Today is the 50th anniversary of the night Wilt Chamberlain scored 100 points for the Philadelphia Warriors in a 169-147 win over the New York Knicks in Hershey, Pa. Gary Pomerantz's 2006 book, Wilt, 1962: The Night of 100 Points and the Dawn of a New Era, remains the most authoritative account of what happened, but this week the Philadelphia Daily News published an oral history in which writer Mark Kram talked to a number of those who were there, including then-Eagles quarterback Sonny Jurgensen, who had joined some of his teammates in a pre-game scrimmage against members of the Baltimore Colts.

Highlights from the Daily News's account include Knicks center Darrall Imhoff, who is still sore about how Wilt reached his milestone:

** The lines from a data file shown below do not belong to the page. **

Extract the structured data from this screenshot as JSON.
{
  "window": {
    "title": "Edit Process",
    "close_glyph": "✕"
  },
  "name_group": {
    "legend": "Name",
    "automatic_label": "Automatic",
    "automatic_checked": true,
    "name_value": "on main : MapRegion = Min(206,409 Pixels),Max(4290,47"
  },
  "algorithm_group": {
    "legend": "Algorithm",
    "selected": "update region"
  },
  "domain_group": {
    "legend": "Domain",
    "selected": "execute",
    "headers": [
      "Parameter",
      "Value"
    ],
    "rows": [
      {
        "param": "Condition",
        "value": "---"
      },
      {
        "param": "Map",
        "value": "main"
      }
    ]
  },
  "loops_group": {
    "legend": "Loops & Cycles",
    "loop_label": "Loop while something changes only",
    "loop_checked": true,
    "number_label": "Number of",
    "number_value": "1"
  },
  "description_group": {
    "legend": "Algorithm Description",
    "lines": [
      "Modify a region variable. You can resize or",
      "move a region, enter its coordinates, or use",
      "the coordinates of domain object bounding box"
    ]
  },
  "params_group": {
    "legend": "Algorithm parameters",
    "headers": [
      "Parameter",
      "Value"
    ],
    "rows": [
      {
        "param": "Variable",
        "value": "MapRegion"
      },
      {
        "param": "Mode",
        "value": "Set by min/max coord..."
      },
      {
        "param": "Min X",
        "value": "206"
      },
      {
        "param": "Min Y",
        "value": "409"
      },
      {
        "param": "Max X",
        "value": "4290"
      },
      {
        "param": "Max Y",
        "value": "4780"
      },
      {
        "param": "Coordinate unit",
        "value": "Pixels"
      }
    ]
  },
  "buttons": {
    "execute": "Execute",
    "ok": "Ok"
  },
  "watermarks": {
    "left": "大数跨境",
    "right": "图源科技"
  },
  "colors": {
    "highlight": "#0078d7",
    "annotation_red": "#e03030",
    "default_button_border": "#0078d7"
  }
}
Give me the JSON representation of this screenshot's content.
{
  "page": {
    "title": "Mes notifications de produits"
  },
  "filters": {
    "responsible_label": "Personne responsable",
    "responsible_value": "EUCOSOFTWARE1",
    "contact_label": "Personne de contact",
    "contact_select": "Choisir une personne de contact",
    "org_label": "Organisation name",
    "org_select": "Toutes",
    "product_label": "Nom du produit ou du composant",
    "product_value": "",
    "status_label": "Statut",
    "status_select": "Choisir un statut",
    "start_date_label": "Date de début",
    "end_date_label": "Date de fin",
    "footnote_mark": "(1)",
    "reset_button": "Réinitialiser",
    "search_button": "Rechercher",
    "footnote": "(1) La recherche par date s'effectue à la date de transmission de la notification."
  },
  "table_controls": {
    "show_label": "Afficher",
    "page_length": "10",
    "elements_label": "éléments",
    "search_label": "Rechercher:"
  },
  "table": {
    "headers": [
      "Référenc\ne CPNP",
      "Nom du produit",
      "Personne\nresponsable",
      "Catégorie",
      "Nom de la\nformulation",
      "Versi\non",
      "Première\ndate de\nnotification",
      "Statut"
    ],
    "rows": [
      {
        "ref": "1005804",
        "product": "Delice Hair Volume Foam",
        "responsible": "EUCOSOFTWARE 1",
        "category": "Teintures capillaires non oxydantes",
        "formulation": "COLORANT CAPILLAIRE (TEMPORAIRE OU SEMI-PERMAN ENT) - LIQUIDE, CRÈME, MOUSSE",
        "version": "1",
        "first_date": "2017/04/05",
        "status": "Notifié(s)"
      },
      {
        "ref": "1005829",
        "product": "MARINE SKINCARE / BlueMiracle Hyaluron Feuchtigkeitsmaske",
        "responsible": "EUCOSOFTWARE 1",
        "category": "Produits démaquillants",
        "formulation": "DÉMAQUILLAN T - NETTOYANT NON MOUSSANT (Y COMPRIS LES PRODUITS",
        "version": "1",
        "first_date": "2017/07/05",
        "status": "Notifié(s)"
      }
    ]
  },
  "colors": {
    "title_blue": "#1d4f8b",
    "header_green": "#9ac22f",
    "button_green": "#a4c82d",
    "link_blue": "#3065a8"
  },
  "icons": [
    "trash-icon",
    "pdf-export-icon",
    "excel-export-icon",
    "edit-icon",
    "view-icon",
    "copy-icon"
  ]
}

They let him pour it on. Once he broke the scoring record, which was 70-some points, he should have come out of the game. They were ahead. Heck, they ended up beating us, 169-147. We were irritated. [...] What happened was the game became crazy. The Warriors started fouling us intentionally in the backcourt just to stop the clock just so they could get the ball back in order for him to shoot.

Pomerantz, on whether the loose rims at the Hershey Arena helped Chamberlain—a career 51-percent free-throw shooter—make 28 of his 32 foul shots that night:

There was something to it. I spoke with people in Hershey and was told by them that when the circus came to town and played there, they pushed these baskets to the side of the arena. And kids would sneak in during the off hours. They would bring a basketball, and they would borrow the clown's springboard. And they would do these running jumps, bounce off the springboard and fly through the air like little Wilt Chamberlain. And they would dunk the ball. But as they were coming down, they would grab the rim and hold onto them, then fall catlike to the ground. So they were working those rims.


Warriors forward Joe Ruklick, on his immediate reaction after Chamberlain reached 100:

I am ashamed of what I did then. I went over to the official scorer and said, "Don't forget to give me that assist."

Go check out the rest of it here.